Over which of the following district court decisions would a United States Court of Appeals have appellate jurisdiction under 28 U.S.C. § 1291? Why or why not?

  1. Denial of Officer Cue's motion for judgment on the pleadings against Bennaza
  2. Grant of Village of Kenilworth's motion for judgment on the pleadings against Bennaza
  3. Denial of Yamahonda's motion for an order to compel Christianson to submit to a physical examination in the form of a bicycle-riding test in Chicago rush-hour traffic
  4. Denial of Bicycle Messengers' motion for summary judgment on Christianson's ADA claim against it
  5. Grant of Yamahonda's motion for summary judgment on the product liability claim against it
  6. Partial grant of summary judgment against Bennaza on his claim under § 1983 against the Village
  7. Refusal in the final pre-trial order to admit any evidence as to Bennaza's state of intoxication
  8. JMOL against Bennaza on his § 1983 claim against the Village after a jury verdict in his favor

What remedy does Bennaza have if the district judge says, "I think you are a jerk, and I am not going to do anything whatsoever with this case.
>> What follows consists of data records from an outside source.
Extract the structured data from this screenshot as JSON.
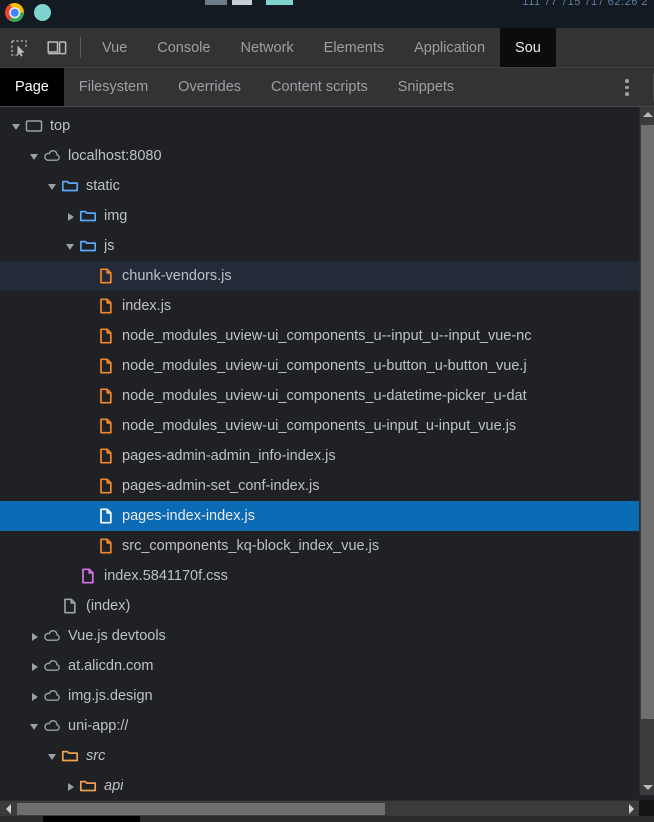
{
  "os_bar": {
    "chrome_icon": "chrome-logo-icon",
    "teal_icon": "teal-circle-icon",
    "clock": "111 77 715 717 62:26 2"
  },
  "devtools": {
    "inspect_icon": "inspect-element-icon",
    "device_toolbar_icon": "device-toolbar-icon",
    "tabs": [
      {
        "label": "Vue",
        "active": false
      },
      {
        "label": "Console",
        "active": false
      },
      {
        "label": "Network",
        "active": false
      },
      {
        "label": "Elements",
        "active": false
      },
      {
        "label": "Application",
        "active": false
      },
      {
        "label": "Sou",
        "active": true
      }
    ],
    "subtabs": [
      {
        "label": "Page",
        "active": true
      },
      {
        "label": "Filesystem",
        "active": false
      },
      {
        "label": "Overrides",
        "active": false
      },
      {
        "label": "Content scripts",
        "active": false
      },
      {
        "label": "Snippets",
        "active": false
      }
    ],
    "more_options_icon": "kebab-menu-icon"
  },
  "tree": {
    "rows": [
      {
        "label": "top",
        "depth": 0,
        "twisty": "open",
        "icon": "frame-icon",
        "state": "none",
        "italic": false
      },
      {
        "label": "localhost:8080",
        "depth": 1,
        "twisty": "open",
        "icon": "cloud-icon",
        "state": "none",
        "italic": false
      },
      {
        "label": "static",
        "depth": 2,
        "twisty": "open",
        "icon": "folder-blue-icon",
        "state": "none",
        "italic": false
      },
      {
        "label": "img",
        "depth": 3,
        "twisty": "closed",
        "icon": "folder-blue-icon",
        "state": "none",
        "italic": false
      },
      {
        "label": "js",
        "depth": 3,
        "twisty": "open",
        "icon": "folder-blue-icon",
        "state": "none",
        "italic": false
      },
      {
        "label": "chunk-vendors.js",
        "depth": 4,
        "twisty": "none",
        "icon": "file-js-icon",
        "state": "hover",
        "italic": false
      },
      {
        "label": "index.js",
        "depth": 4,
        "twisty": "none",
        "icon": "file-js-icon",
        "state": "none",
        "italic": false
      },
      {
        "label": "node_modules_uview-ui_components_u--input_u--input_vue-nc",
        "depth": 4,
        "twisty": "none",
        "icon": "file-js-icon",
        "state": "none",
        "italic": false
      },
      {
        "label": "node_modules_uview-ui_components_u-button_u-button_vue.j",
        "depth": 4,
        "twisty": "none",
        "icon": "file-js-icon",
        "state": "none",
        "italic": false
      },
      {
        "label": "node_modules_uview-ui_components_u-datetime-picker_u-dat",
        "depth": 4,
        "twisty": "none",
        "icon": "file-js-icon",
        "state": "none",
        "italic": false
      },
      {
        "label": "node_modules_uview-ui_components_u-input_u-input_vue.js",
        "depth": 4,
        "twisty": "none",
        "icon": "file-js-icon",
        "state": "none",
        "italic": false
      },
      {
        "label": "pages-admin-admin_info-index.js",
        "depth": 4,
        "twisty": "none",
        "icon": "file-js-icon",
        "state": "none",
        "italic": false
      },
      {
        "label": "pages-admin-set_conf-index.js",
        "depth": 4,
        "twisty": "none",
        "icon": "file-js-icon",
        "state": "none",
        "italic": false
      },
      {
        "label": "pages-index-index.js",
        "depth": 4,
        "twisty": "none",
        "icon": "file-js-selected-icon",
        "state": "selected",
        "italic": false
      },
      {
        "label": "src_components_kq-block_index_vue.js",
        "depth": 4,
        "twisty": "none",
        "icon": "file-js-icon",
        "state": "none",
        "italic": false
      },
      {
        "label": "index.5841170f.css",
        "depth": 3,
        "twisty": "none",
        "icon": "file-css-icon",
        "state": "none",
        "italic": false
      },
      {
        "label": "(index)",
        "depth": 2,
        "twisty": "none",
        "icon": "file-doc-icon",
        "state": "none",
        "italic": false
      },
      {
        "label": "Vue.js devtools",
        "depth": 1,
        "twisty": "closed",
        "icon": "cloud-icon",
        "state": "none",
        "italic": false
      },
      {
        "label": "at.alicdn.com",
        "depth": 1,
        "twisty": "closed",
        "icon": "cloud-icon",
        "state": "none",
        "italic": false
      },
      {
        "label": "img.js.design",
        "depth": 1,
        "twisty": "closed",
        "icon": "cloud-icon",
        "state": "none",
        "italic": false
      },
      {
        "label": "uni-app://",
        "depth": 1,
        "twisty": "open",
        "icon": "cloud-icon",
        "state": "none",
        "italic": false
      },
      {
        "label": "src",
        "depth": 2,
        "twisty": "open",
        "icon": "folder-orange-icon",
        "state": "none",
        "italic": true
      },
      {
        "label": "api",
        "depth": 3,
        "twisty": "closed",
        "icon": "folder-orange-icon",
        "state": "none",
        "italic": true
      }
    ]
  },
  "scrollbars": {
    "vertical_up_icon": "scroll-up-arrow-icon",
    "vertical_down_icon": "scroll-down-arrow-icon",
    "horizontal_left_icon": "scroll-left-arrow-icon",
    "horizontal_right_icon": "scroll-right-arrow-icon"
  },
  "colors": {
    "selection_blue": "#0b6ab4",
    "hover_row": "#242b38",
    "panel_bg": "#202124",
    "toolbar_bg": "#333333",
    "folder_blue": "#5aa9f8",
    "folder_orange": "#f0a050",
    "file_js_orange": "#f4872c",
    "file_css_purple": "#d673e8",
    "text": "#bdc1c6"
  }
}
I'll make no decisions at all?"

What arguments can be made as to the reversibility on appeal of the following decisions?

  1. A jury verdict for Bennaza after Cue testified that Bennaza tried to grab his gun, and expert testimony on behalf of Cue that Cue showed restraint and followed proper procedures. Bennaza repeatedly contradicted himself while testifying and said, "I do not remember," repeatedly when pressed for details.
  2. A decision by the judge to exclude Bennaza's testimony because "No one should believe a witness who sweats profusely, raises his voice to opposing counsel, and looks down when he is testifying."
  3. A jury verdict for Christianson against Yamahonda despite no expert testimony on design of the motorcycle, after a jury instruction that said, "You may find that the motorcyle's lack of leg protection bars was negligent design from the fact that the accident occurred and the nature of the plaintiff's injuries, under the doctrine known as 'res ipsa loquitur.'"
  4. A jury verdict for Bicycle Messengers after Christianson refused during his cross examination by Bicycle Messengers to ride a bicycle around the courtroom and to climb a ladder holding packages in both hands
  5. A jury verdict for Bennaza against Cue after Bennaza testified in accordance with his lawyer-client interview and his roommate, called by the Village, testified that Bennaza told him that he was drunk, didn't remember anything, but was going to "get that Neanderthal cop."